There is nothing wrong with wanting to reduce one's carbon footprint. Doing that is the main justification for the current fashion of "Eating Local": buying supplies from nearby producers eliminates much of the pollution created by transportation, which is, after all, one of the filthiest things we routinely do. And there are, purportedly, side benefits as well: Savings in transport costs. Greater local prosperity. Fresher foodstuffs. But after a first visit to this recently-established restaurant, I begin to wonder where the benefits are accruing.
The Clean Plate is owned by a couple of women who used to have a food truck, but found that San Antonio wasn't ready for bison burgers on wheels. So they moved into the space vacated when Pete's Tako House moved downtown, and started serving an interesting mix of Asian and New-Age selections. We happened to be there on what was a normal gorgeous late-autumn weekday in San Antonio, so we grabbed a table on the "patio," a small enclosure jutting into the triangle where Main and Lexington Avenues come together. City folk from Dallas or Houston or Philadelphia might question an outdoor table by two major arterial streets during a workday, but we know that in this part of town, heavy traffic means there might occasionally be as many as two cars at the red light. Traffic noise was not an issue.
The waiter was, inexplicably, as nervous as a black cat passing a coven on All Hallows' Eve, but the service was good nonetheless. One of the owners, cheerful, personable, and bedecked with enough piercings and tattoos to make me feel uncomfortable, came out to check on her al fresco customers, and to give a little background on the restaurant. Judging from the publicity stories I've seen in a couple of places, she's getting lots of practice at that.
Our first choices for an early lunch late last month were unavailable, one because the kitchen had run out of an essential ingredient, the other because the dish is being taken off the menu and they hadn't gotten around to printing new ones. So, dismissing other, more exotic options (mostly because they seemed overpriced), we both fell back on the tried-and-true choice of Americans everywhere, a plain ol' burger and fries.
Well, perhaps "plain" ain't quite the mot juste here. The burger was on a nice, soft bun, with fresh veggies to grace the assemblage, and an unusual combination of seasonings in the meat. It was cooked a little longer than medium, and considering that I'd have ordered it medium-rare (had I been asked), I thought it was a little on the dry side. But I use the phrase "plain ol' burger" to distinguish the hamburger from the bison burger, also on the menu.
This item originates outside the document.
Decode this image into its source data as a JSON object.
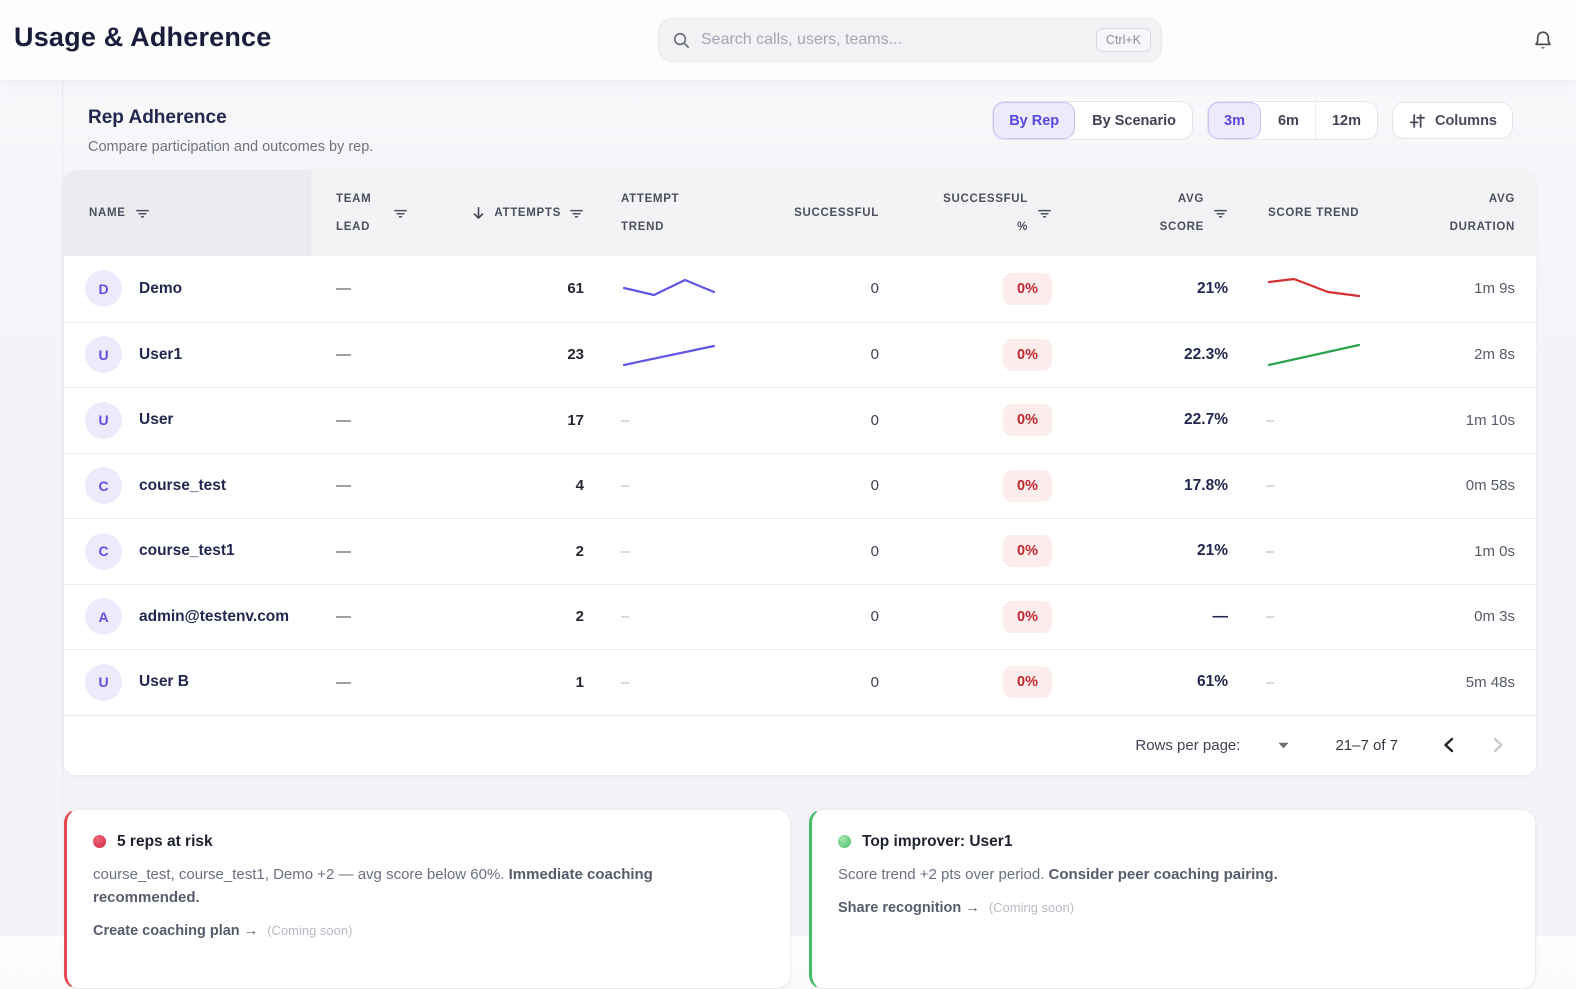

This beef was as dry as bison. Some may consider that a good thing; I do not; but it was, still, acceptable. The fries were nicely seasoned and expertly cooked, but suffered from being composed mostly of the residual shards of cut potatoes. Every silver lining has a cloud, and the silver lining here is that it makes you eat them more slowly.
|Last city inspection: September 2013|
3 demerits (very good)
I don't know how much carbon we saved the world by having lunch at the Clean Plate. I know we did not have remarkably fresher ingredients than we would have gotten at, say, Timbo's or the Armadillo, two nearby eateries that do burgers better; and I'm absolutely certain that we saw no price savings from the lowered transport costs of eating locally. Quite the contrary: these burgers were flat-out overpriced.
The Clean Plate, obviously, is not a burger joint: In that sense, it is unfair to judge the place on its burgers. Okay, I'll accept that, and despite my disappointment on this first experience with the place, I look forward to trying some of those more exotic offerings. But that will have to be another day, if the place stays around long enough.